** Opening Records for this exercise block **

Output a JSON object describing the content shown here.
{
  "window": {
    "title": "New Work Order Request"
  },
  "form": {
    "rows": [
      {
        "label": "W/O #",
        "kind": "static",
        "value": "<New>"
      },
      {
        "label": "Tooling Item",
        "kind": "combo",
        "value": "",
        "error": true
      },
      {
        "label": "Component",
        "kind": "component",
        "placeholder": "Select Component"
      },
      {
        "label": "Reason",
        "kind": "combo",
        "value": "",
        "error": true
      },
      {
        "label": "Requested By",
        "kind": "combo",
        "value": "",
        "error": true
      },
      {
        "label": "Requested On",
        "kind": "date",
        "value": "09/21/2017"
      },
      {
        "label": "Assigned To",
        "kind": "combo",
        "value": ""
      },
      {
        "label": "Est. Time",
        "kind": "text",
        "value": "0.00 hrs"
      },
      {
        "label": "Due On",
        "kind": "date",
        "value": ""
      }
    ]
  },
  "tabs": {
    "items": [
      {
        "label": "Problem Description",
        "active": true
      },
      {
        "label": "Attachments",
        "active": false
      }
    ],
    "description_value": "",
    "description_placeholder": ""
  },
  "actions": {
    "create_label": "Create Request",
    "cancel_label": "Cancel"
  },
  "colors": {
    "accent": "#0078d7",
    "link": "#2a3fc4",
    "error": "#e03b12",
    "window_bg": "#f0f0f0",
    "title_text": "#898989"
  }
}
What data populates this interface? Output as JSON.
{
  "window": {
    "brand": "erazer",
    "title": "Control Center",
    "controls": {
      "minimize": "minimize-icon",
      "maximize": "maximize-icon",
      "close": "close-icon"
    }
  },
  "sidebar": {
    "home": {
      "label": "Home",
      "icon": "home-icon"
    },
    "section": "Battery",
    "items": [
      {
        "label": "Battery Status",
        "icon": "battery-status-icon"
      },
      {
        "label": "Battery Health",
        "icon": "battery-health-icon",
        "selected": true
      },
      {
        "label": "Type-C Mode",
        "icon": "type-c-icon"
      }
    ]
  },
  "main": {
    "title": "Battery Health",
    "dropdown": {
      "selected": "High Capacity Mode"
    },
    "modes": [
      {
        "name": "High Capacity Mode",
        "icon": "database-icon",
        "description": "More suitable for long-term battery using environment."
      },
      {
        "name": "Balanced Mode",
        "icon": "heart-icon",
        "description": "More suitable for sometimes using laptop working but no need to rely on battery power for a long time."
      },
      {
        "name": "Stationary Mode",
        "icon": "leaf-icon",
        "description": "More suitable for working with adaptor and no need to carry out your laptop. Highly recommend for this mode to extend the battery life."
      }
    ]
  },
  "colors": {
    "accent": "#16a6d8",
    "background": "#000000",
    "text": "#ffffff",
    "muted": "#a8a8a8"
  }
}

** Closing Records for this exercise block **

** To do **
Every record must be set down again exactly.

** Written reply **
Output a JSON object describing the content shown here.
{
  "window": {
    "title": "New Work Order Request"
  },
  "form": {
    "rows": [
      {
        "label": "W/O #",
        "kind": "static",
        "value": "<New>"
      },
      {
        "label": "Tooling Item",
        "kind": "combo",
        "value": "",
        "error": true
      },
      {
        "label": "Component",
        "kind": "component",
        "placeholder": "Select Component"
      },
      {
        "label": "Reason",
        "kind": "combo",
        "value": "",
        "error": true
      },
      {
        "label": "Requested By",
        "kind": "combo",
        "value": "",
        "error": true
      },
      {
        "label": "Requested On",
        "kind": "date",
        "value": "09/21/2017"
      },
      {
        "label": "Assigned To",
        "kind": "combo",
        "value": ""
      },
      {
        "label": "Est. Time",
        "kind": "text",
        "value": "0.00 hrs"
      },
      {
        "label": "Due On",
        "kind": "date",
        "value": ""
      }
    ]
  },
  "tabs": {
    "items": [
      {
        "label": "Problem Description",
        "active": true
      },
      {
        "label": "Attachments",
        "active": false
      }
    ],
    "description_value": "",
    "description_placeholder": ""
  },
  "actions": {
    "create_label": "Create Request",
    "cancel_label": "Cancel"
  },
  "colors": {
    "accent": "#0078d7",
    "link": "#2a3fc4",
    "error": "#e03b12",
    "window_bg": "#f0f0f0",
    "title_text": "#898989"
  }
}
What data populates this interface? Output as JSON.
{
  "window": {
    "brand": "erazer",
    "title": "Control Center",
    "controls": {
      "minimize": "minimize-icon",
      "maximize": "maximize-icon",
      "close": "close-icon"
    }
  },
  "sidebar": {
    "home": {
      "label": "Home",
      "icon": "home-icon"
    },
    "section": "Battery",
    "items": [
      {
        "label": "Battery Status",
        "icon": "battery-status-icon"
      },
      {
        "label": "Battery Health",
        "icon": "battery-health-icon",
        "selected": true
      },
      {
        "label": "Type-C Mode",
        "icon": "type-c-icon"
      }
    ]
  },
  "main": {
    "title": "Battery Health",
    "dropdown": {
      "selected": "High Capacity Mode"
    },
    "modes": [
      {
        "name": "High Capacity Mode",
        "icon": "database-icon",
        "description": "More suitable for long-term battery using environment."
      },
      {
        "name": "Balanced Mode",
        "icon": "heart-icon",
        "description": "More suitable for sometimes using laptop working but no need to rely on battery power for a long time."
      },
      {
        "name": "Stationary Mode",
        "icon": "leaf-icon",
        "description": "More suitable for working with adaptor and no need to carry out your laptop. Highly recommend for this mode to extend the battery life."
      }
    ]
  },
  "colors": {
    "accent": "#16a6d8",
    "background": "#000000",
    "text": "#ffffff",
    "muted": "#a8a8a8"
  }
}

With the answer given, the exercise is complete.